TASK DESCRIPTION: An exact restatement of every record is required.

DATA TO USE:
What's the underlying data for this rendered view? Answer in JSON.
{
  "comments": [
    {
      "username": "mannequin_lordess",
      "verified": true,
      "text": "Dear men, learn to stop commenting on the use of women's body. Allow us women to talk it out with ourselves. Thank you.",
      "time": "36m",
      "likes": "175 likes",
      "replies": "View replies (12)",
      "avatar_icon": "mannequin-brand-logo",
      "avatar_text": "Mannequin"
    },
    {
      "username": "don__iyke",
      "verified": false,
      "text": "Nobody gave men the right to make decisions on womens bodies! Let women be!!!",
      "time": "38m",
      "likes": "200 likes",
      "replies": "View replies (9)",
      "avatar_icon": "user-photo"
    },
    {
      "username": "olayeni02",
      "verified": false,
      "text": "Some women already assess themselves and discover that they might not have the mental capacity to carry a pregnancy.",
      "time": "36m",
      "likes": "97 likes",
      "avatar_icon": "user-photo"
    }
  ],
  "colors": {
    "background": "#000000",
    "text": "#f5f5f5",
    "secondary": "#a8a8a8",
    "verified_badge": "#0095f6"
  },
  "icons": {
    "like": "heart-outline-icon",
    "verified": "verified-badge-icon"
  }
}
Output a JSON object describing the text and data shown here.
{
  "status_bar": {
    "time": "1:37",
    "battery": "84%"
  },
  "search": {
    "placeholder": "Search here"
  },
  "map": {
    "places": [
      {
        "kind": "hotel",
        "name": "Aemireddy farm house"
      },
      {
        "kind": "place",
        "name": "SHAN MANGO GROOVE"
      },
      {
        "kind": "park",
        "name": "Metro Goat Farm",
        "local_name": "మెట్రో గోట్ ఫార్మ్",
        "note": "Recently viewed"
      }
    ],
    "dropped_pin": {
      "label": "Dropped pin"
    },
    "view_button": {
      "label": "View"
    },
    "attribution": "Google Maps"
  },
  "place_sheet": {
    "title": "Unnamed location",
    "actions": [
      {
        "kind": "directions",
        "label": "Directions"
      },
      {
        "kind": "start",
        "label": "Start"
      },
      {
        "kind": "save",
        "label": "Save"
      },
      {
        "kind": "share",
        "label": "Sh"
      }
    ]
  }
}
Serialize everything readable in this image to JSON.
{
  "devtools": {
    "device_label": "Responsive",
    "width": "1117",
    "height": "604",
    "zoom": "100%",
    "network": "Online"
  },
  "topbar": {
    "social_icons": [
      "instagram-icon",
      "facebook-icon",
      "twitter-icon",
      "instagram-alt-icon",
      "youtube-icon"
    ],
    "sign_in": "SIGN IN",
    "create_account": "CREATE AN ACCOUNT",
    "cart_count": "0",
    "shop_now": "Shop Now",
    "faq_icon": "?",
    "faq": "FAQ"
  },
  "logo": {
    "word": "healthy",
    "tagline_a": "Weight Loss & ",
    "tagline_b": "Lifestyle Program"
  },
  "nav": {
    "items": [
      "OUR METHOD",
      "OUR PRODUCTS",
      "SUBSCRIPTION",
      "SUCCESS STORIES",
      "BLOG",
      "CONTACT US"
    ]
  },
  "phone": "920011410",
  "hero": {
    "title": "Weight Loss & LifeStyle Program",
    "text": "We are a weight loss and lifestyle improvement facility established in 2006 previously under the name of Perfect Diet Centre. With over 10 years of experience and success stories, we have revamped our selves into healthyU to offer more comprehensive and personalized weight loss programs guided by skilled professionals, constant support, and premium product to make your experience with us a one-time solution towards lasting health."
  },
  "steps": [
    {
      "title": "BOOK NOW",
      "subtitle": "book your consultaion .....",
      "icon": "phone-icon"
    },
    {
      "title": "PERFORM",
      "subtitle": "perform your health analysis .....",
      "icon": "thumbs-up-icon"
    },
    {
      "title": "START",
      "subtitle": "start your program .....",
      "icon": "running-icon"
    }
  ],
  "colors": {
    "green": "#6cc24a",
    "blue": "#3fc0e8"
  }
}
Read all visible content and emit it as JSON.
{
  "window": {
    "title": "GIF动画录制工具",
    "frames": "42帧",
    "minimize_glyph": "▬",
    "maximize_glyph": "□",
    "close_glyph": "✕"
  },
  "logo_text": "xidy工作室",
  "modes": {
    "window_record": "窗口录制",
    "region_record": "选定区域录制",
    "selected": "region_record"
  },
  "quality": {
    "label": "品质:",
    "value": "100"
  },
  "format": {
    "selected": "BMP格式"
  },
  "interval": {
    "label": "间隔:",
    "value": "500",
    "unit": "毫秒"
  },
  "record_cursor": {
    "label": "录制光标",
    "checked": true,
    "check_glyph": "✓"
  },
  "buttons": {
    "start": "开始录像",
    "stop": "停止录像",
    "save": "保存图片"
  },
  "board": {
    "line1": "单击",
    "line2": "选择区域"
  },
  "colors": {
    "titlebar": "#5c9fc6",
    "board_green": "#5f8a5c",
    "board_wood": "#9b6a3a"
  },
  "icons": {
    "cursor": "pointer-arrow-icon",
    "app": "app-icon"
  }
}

RESPONSE:
What's the underlying data for this rendered view? Answer in JSON.
{
  "comments": [
    {
      "username": "mannequin_lordess",
      "verified": true,
      "text": "Dear men, learn to stop commenting on the use of women's body. Allow us women to talk it out with ourselves. Thank you.",
      "time": "36m",
      "likes": "175 likes",
      "replies": "View replies (12)",
      "avatar_icon": "mannequin-brand-logo",
      "avatar_text": "Mannequin"
    },
    {
      "username": "don__iyke",
      "verified": false,
      "text": "Nobody gave men the right to make decisions on womens bodies! Let women be!!!",
      "time": "38m",
      "likes": "200 likes",
      "replies": "View replies (9)",
      "avatar_icon": "user-photo"
    },
    {
      "username": "olayeni02",
      "verified": false,
      "text": "Some women already assess themselves and discover that they might not have the mental capacity to carry a pregnancy.",
      "time": "36m",
      "likes": "97 likes",
      "avatar_icon": "user-photo"
    }
  ],
  "colors": {
    "background": "#000000",
    "text": "#f5f5f5",
    "secondary": "#a8a8a8",
    "verified_badge": "#0095f6"
  },
  "icons": {
    "like": "heart-outline-icon",
    "verified": "verified-badge-icon"
  }
}
Output a JSON object describing the text and data shown here.
{
  "status_bar": {
    "time": "1:37",
    "battery": "84%"
  },
  "search": {
    "placeholder": "Search here"
  },
  "map": {
    "places": [
      {
        "kind": "hotel",
        "name": "Aemireddy farm house"
      },
      {
        "kind": "place",
        "name": "SHAN MANGO GROOVE"
      },
      {
        "kind": "park",
        "name": "Metro Goat Farm",
        "local_name": "మెట్రో గోట్ ఫార్మ్",
        "note": "Recently viewed"
      }
    ],
    "dropped_pin": {
      "label": "Dropped pin"
    },
    "view_button": {
      "label": "View"
    },
    "attribution": "Google Maps"
  },
  "place_sheet": {
    "title": "Unnamed location",
    "actions": [
      {
        "kind": "directions",
        "label": "Directions"
      },
      {
        "kind": "start",
        "label": "Start"
      },
      {
        "kind": "save",
        "label": "Save"
      },
      {
        "kind": "share",
        "label": "Sh"
      }
    ]
  }
}
Serialize everything readable in this image to JSON.
{
  "devtools": {
    "device_label": "Responsive",
    "width": "1117",
    "height": "604",
    "zoom": "100%",
    "network": "Online"
  },
  "topbar": {
    "social_icons": [
      "instagram-icon",
      "facebook-icon",
      "twitter-icon",
      "instagram-alt-icon",
      "youtube-icon"
    ],
    "sign_in": "SIGN IN",
    "create_account": "CREATE AN ACCOUNT",
    "cart_count": "0",
    "shop_now": "Shop Now",
    "faq_icon": "?",
    "faq": "FAQ"
  },
  "logo": {
    "word": "healthy",
    "tagline_a": "Weight Loss & ",
    "tagline_b": "Lifestyle Program"
  },
  "nav": {
    "items": [
      "OUR METHOD",
      "OUR PRODUCTS",
      "SUBSCRIPTION",
      "SUCCESS STORIES",
      "BLOG",
      "CONTACT US"
    ]
  },
  "phone": "920011410",
  "hero": {
    "title": "Weight Loss & LifeStyle Program",
    "text": "We are a weight loss and lifestyle improvement facility established in 2006 previously under the name of Perfect Diet Centre. With over 10 years of experience and success stories, we have revamped our selves into healthyU to offer more comprehensive and personalized weight loss programs guided by skilled professionals, constant support, and premium product to make your experience with us a one-time solution towards lasting health."
  },
  "steps": [
    {
      "title": "BOOK NOW",
      "subtitle": "book your consultaion .....",
      "icon": "phone-icon"
    },
    {
      "title": "PERFORM",
      "subtitle": "perform your health analysis .....",
      "icon": "thumbs-up-icon"
    },
    {
      "title": "START",
      "subtitle": "start your program .....",
      "icon": "running-icon"
    }
  ],
  "colors": {
    "green": "#6cc24a",
    "blue": "#3fc0e8"
  }
}
Read all visible content and emit it as JSON.
{
  "window": {
    "title": "GIF动画录制工具",
    "frames": "42帧",
    "minimize_glyph": "▬",
    "maximize_glyph": "□",
    "close_glyph": "✕"
  },
  "logo_text": "xidy工作室",
  "modes": {
    "window_record": "窗口录制",
    "region_record": "选定区域录制",
    "selected": "region_record"
  },
  "quality": {
    "label": "品质:",
    "value": "100"
  },
  "format": {
    "selected": "BMP格式"
  },
  "interval": {
    "label": "间隔:",
    "value": "500",
    "unit": "毫秒"
  },
  "record_cursor": {
    "label": "录制光标",
    "checked": true,
    "check_glyph": "✓"
  },
  "buttons": {
    "start": "开始录像",
    "stop": "停止录像",
    "save": "保存图片"
  },
  "board": {
    "line1": "单击",
    "line2": "选择区域"
  },
  "colors": {
    "titlebar": "#5c9fc6",
    "board_green": "#5f8a5c",
    "board_wood": "#9b6a3a"
  },
  "icons": {
    "cursor": "pointer-arrow-icon",
    "app": "app-icon"
  }
}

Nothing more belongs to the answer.